The Artist

Notes from today’s WALK (San Francisco edition)…   “…and this guy’s   getting rich on his fuckin’ demented art showing little kids with tubes up their fuckin’ asses.” He speaks these words as he and his companion pass me on Bryant Street. He is a large man who walks with purpose in a bobbing hunch. His face is scrunched from brow to neck, as if compressed in a slowly constricting vice. His weak chin is impossibly close to his nearly-lipless mouth. His eyes squint under a black baseball cap with a defiantly flat brim. An oversized black baseball jersey covers his barrel chest. The jersey and cap combine to lend a post-Cholo-ish air to his appearance, but he is clearly Caucasian. His baggie black denim shorts and barely-laced combat boots are a dead giveaway. He is intimidating. His companion is older. They walk at a steady pace; the companion pushing an oversized green shopping cart. It is filled with a mix of empty bottles, personal eclectica, and something not alive b

Dog Balls

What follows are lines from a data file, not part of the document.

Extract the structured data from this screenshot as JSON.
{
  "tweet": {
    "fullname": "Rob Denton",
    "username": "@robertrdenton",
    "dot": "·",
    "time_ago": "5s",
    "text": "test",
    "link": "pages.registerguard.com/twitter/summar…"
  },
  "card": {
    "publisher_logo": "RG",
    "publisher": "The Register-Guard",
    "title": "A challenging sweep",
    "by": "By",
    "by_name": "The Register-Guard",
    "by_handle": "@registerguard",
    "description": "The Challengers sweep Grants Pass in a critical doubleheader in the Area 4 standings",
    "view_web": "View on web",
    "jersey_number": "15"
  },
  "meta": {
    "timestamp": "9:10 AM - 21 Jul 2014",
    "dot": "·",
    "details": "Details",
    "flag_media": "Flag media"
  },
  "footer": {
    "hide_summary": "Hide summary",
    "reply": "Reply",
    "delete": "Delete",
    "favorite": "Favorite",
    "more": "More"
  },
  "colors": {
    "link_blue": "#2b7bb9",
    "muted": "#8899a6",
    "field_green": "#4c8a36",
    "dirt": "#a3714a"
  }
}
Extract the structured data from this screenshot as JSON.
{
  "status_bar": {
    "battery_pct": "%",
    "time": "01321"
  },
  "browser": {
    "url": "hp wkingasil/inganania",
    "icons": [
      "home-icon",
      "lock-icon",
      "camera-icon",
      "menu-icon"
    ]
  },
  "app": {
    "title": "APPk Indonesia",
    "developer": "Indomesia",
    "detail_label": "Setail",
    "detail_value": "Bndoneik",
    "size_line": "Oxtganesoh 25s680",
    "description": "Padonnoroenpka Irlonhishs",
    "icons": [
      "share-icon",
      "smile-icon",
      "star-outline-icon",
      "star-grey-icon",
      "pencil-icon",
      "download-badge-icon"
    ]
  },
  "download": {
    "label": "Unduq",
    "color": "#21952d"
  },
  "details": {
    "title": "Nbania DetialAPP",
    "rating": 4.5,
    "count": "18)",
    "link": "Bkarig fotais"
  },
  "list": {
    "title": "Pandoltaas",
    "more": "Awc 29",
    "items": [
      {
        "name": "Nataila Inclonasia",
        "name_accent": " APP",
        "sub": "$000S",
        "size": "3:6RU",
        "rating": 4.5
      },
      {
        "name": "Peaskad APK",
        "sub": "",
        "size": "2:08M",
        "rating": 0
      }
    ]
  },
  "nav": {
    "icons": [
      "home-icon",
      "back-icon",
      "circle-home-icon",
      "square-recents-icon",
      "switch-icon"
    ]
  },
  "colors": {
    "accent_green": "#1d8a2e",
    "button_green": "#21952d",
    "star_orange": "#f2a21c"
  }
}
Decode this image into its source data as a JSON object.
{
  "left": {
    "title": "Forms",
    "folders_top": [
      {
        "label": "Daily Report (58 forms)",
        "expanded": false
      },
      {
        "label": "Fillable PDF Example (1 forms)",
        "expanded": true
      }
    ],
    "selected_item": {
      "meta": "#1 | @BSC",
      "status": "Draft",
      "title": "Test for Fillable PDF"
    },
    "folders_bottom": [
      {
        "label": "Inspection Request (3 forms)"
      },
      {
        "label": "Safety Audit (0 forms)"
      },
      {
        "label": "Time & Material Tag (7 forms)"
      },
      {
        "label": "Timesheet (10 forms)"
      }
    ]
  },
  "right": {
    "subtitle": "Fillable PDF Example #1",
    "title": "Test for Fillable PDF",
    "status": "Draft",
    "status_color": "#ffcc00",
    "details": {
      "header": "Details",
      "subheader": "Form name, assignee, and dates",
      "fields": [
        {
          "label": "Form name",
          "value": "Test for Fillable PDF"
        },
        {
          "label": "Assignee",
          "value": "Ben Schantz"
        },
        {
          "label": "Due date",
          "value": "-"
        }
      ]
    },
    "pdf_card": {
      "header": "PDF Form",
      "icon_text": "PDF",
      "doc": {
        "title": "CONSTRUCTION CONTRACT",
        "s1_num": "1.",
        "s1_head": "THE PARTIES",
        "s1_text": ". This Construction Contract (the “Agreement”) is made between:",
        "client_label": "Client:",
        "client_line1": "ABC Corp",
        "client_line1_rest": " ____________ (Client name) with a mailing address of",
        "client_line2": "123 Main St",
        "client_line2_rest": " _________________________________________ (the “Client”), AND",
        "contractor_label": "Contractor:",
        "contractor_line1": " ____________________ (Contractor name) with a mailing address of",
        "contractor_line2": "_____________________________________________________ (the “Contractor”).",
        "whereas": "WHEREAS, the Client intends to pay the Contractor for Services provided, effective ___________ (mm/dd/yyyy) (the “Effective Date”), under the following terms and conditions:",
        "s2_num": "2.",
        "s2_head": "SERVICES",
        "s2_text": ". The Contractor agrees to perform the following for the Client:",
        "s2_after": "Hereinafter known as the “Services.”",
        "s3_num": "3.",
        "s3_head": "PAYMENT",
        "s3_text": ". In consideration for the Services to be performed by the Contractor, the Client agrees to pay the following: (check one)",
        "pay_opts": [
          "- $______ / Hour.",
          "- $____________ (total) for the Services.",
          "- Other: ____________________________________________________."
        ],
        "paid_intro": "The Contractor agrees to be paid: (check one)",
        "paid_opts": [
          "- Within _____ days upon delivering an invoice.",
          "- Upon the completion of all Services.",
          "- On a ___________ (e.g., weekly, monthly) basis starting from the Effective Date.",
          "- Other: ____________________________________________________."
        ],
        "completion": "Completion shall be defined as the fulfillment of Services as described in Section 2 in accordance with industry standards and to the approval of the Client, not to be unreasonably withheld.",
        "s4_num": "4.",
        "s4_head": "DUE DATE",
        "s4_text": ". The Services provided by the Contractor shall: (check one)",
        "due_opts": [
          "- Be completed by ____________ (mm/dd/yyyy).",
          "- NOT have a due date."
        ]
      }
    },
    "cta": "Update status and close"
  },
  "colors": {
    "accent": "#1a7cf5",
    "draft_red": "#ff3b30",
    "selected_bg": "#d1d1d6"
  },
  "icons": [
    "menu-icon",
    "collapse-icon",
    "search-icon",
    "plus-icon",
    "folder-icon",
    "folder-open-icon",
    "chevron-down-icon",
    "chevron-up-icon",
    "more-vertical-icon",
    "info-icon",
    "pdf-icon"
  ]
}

Notes from today’s WALK (as inspired by Eckhart Tolle, and the inspired Dana Gould Hour podcast)... Here’s how I know I’m making progress. When I was younger, like a hundred hack comics before me, I envied dogs’ ability to lick themselves. I would think, “Do you know how happy I would be if I could do that!”  Now I’m older and I no longer envy this about dogs. I envy that while they’re licking themselves, they’re not thinking about the laundry that needs folding. They don’t lap blissfully at their testicles while wondering if the car needs an oil change or if the rejection letter they're expecting is in the mailbox. Dogs live entirely in the moment. They are fully and only conscious of what they are doing that second ! Nothing else ever creeps in.  That is what I'm working on. I practice turning off the ego voice; the self-judging, shame-based story about not being good enough, not doing enough, not working hard enough. When that voice is silenced and I am in